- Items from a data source
□ □ □ □

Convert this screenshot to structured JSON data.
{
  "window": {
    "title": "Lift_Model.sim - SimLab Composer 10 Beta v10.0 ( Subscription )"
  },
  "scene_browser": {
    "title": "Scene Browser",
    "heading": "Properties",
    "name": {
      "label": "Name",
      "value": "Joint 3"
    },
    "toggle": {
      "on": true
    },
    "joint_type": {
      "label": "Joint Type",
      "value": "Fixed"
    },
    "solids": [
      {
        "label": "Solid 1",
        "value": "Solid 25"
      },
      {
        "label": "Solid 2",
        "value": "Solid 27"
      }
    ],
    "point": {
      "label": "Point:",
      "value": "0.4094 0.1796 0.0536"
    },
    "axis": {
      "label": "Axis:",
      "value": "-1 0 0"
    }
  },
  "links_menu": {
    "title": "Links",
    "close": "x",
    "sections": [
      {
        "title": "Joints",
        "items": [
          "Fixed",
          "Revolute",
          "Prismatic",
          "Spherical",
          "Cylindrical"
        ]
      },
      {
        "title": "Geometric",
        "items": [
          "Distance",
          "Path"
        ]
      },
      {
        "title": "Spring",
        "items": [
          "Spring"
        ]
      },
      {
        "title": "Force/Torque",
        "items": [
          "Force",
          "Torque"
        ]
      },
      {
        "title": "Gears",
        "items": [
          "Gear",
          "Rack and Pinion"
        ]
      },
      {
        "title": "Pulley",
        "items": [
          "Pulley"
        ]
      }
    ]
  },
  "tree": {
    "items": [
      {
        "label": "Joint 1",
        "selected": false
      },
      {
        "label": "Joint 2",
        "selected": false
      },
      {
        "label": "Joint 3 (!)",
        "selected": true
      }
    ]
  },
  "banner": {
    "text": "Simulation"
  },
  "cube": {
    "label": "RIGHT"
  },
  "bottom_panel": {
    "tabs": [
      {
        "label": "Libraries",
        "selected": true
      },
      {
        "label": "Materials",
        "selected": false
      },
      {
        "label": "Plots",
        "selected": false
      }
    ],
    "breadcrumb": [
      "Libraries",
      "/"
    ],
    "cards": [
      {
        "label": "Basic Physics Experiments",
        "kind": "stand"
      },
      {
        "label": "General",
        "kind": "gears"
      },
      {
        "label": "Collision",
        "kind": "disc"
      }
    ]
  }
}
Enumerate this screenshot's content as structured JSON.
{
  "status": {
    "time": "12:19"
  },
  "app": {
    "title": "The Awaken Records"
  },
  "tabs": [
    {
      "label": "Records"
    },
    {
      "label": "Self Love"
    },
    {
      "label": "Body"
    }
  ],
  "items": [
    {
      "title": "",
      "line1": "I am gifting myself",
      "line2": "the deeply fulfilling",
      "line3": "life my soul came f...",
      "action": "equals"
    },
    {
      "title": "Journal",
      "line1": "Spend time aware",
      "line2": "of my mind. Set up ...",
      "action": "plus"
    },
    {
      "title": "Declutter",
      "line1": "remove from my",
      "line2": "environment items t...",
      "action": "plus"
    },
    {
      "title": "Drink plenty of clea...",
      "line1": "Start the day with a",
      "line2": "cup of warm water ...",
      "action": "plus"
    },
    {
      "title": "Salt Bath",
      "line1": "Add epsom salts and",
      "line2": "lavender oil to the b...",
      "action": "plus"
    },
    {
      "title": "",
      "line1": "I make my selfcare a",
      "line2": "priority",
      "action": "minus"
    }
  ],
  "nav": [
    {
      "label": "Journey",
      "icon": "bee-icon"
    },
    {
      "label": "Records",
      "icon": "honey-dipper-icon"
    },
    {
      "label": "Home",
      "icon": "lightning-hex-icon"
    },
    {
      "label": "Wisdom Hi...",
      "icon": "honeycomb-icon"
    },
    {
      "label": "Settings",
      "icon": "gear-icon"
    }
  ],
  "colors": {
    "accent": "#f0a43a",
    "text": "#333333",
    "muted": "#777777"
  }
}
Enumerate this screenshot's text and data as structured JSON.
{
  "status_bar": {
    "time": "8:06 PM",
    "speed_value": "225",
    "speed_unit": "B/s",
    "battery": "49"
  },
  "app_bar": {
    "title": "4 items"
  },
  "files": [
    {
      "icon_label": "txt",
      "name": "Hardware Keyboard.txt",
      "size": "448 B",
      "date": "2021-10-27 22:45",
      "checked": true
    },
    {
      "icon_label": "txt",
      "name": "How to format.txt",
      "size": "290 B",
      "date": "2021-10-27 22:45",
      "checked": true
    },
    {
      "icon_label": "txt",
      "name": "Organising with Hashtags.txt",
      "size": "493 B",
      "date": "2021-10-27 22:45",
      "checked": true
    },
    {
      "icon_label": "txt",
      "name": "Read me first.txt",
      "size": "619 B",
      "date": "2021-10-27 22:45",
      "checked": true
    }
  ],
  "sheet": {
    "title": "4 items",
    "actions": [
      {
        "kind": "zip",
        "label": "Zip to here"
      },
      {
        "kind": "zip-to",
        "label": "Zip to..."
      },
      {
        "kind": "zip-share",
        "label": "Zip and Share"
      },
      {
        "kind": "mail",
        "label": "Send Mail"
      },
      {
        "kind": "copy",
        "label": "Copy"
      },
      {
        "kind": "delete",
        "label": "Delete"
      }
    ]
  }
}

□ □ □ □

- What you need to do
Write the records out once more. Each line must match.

- Answer to this task
Convert this screenshot to structured JSON data.
{
  "window": {
    "title": "Lift_Model.sim - SimLab Composer 10 Beta v10.0 ( Subscription )"
  },
  "scene_browser": {
    "title": "Scene Browser",
    "heading": "Properties",
    "name": {
      "label": "Name",
      "value": "Joint 3"
    },
    "toggle": {
      "on": true
    },
    "joint_type": {
      "label": "Joint Type",
      "value": "Fixed"
    },
    "solids": [
      {
        "label": "Solid 1",
        "value": "Solid 25"
      },
      {
        "label": "Solid 2",
        "value": "Solid 27"
      }
    ],
    "point": {
      "label": "Point:",
      "value": "0.4094 0.1796 0.0536"
    },
    "axis": {
      "label": "Axis:",
      "value": "-1 0 0"
    }
  },
  "links_menu": {
    "title": "Links",
    "close": "x",
    "sections": [
      {
        "title": "Joints",
        "items": [
          "Fixed",
          "Revolute",
          "Prismatic",
          "Spherical",
          "Cylindrical"
        ]
      },
      {
        "title": "Geometric",
        "items": [
          "Distance",
          "Path"
        ]
      },
      {
        "title": "Spring",
        "items": [
          "Spring"
        ]
      },
      {
        "title": "Force/Torque",
        "items": [
          "Force",
          "Torque"
        ]
      },
      {
        "title": "Gears",
        "items": [
          "Gear",
          "Rack and Pinion"
        ]
      },
      {
        "title": "Pulley",
        "items": [
          "Pulley"
        ]
      }
    ]
  },
  "tree": {
    "items": [
      {
        "label": "Joint 1",
        "selected": false
      },
      {
        "label": "Joint 2",
        "selected": false
      },
      {
        "label": "Joint 3 (!)",
        "selected": true
      }
    ]
  },
  "banner": {
    "text": "Simulation"
  },
  "cube": {
    "label": "RIGHT"
  },
  "bottom_panel": {
    "tabs": [
      {
        "label": "Libraries",
        "selected": true
      },
      {
        "label": "Materials",
        "selected": false
      },
      {
        "label": "Plots",
        "selected": false
      }
    ],
    "breadcrumb": [
      "Libraries",
      "/"
    ],
    "cards": [
      {
        "label": "Basic Physics Experiments",
        "kind": "stand"
      },
      {
        "label": "General",
        "kind": "gears"
      },
      {
        "label": "Collision",
        "kind": "disc"
      }
    ]
  }
}
Enumerate this screenshot's content as structured JSON.
{
  "status": {
    "time": "12:19"
  },
  "app": {
    "title": "The Awaken Records"
  },
  "tabs": [
    {
      "label": "Records"
    },
    {
      "label": "Self Love"
    },
    {
      "label": "Body"
    }
  ],
  "items": [
    {
      "title": "",
      "line1": "I am gifting myself",
      "line2": "the deeply fulfilling",
      "line3": "life my soul came f...",
      "action": "equals"
    },
    {
      "title": "Journal",
      "line1": "Spend time aware",
      "line2": "of my mind. Set up ...",
      "action": "plus"
    },
    {
      "title": "Declutter",
      "line1": "remove from my",
      "line2": "environment items t...",
      "action": "plus"
    },
    {
      "title": "Drink plenty of clea...",
      "line1": "Start the day with a",
      "line2": "cup of warm water ...",
      "action": "plus"
    },
    {
      "title": "Salt Bath",
      "line1": "Add epsom salts and",
      "line2": "lavender oil to the b...",
      "action": "plus"
    },
    {
      "title": "",
      "line1": "I make my selfcare a",
      "line2": "priority",
      "action": "minus"
    }
  ],
  "nav": [
    {
      "label": "Journey",
      "icon": "bee-icon"
    },
    {
      "label": "Records",
      "icon": "honey-dipper-icon"
    },
    {
      "label": "Home",
      "icon": "lightning-hex-icon"
    },
    {
      "label": "Wisdom Hi...",
      "icon": "honeycomb-icon"
    },
    {
      "label": "Settings",
      "icon": "gear-icon"
    }
  ],
  "colors": {
    "accent": "#f0a43a",
    "text": "#333333",
    "muted": "#777777"
  }
}
Enumerate this screenshot's text and data as structured JSON.
{
  "status_bar": {
    "time": "8:06 PM",
    "speed_value": "225",
    "speed_unit": "B/s",
    "battery": "49"
  },
  "app_bar": {
    "title": "4 items"
  },
  "files": [
    {
      "icon_label": "txt",
      "name": "Hardware Keyboard.txt",
      "size": "448 B",
      "date": "2021-10-27 22:45",
      "checked": true
    },
    {
      "icon_label": "txt",
      "name": "How to format.txt",
      "size": "290 B",
      "date": "2021-10-27 22:45",
      "checked": true
    },
    {
      "icon_label": "txt",
      "name": "Organising with Hashtags.txt",
      "size": "493 B",
      "date": "2021-10-27 22:45",
      "checked": true
    },
    {
      "icon_label": "txt",
      "name": "Read me first.txt",
      "size": "619 B",
      "date": "2021-10-27 22:45",
      "checked": true
    }
  ],
  "sheet": {
    "title": "4 items",
    "actions": [
      {
        "kind": "zip",
        "label": "Zip to here"
      },
      {
        "kind": "zip-to",
        "label": "Zip to..."
      },
      {
        "kind": "zip-share",
        "label": "Zip and Share"
      },
      {
        "kind": "mail",
        "label": "Send Mail"
      },
      {
        "kind": "copy",
        "label": "Copy"
      },
      {
        "kind": "delete",
        "label": "Delete"
      }
    ]
  }
}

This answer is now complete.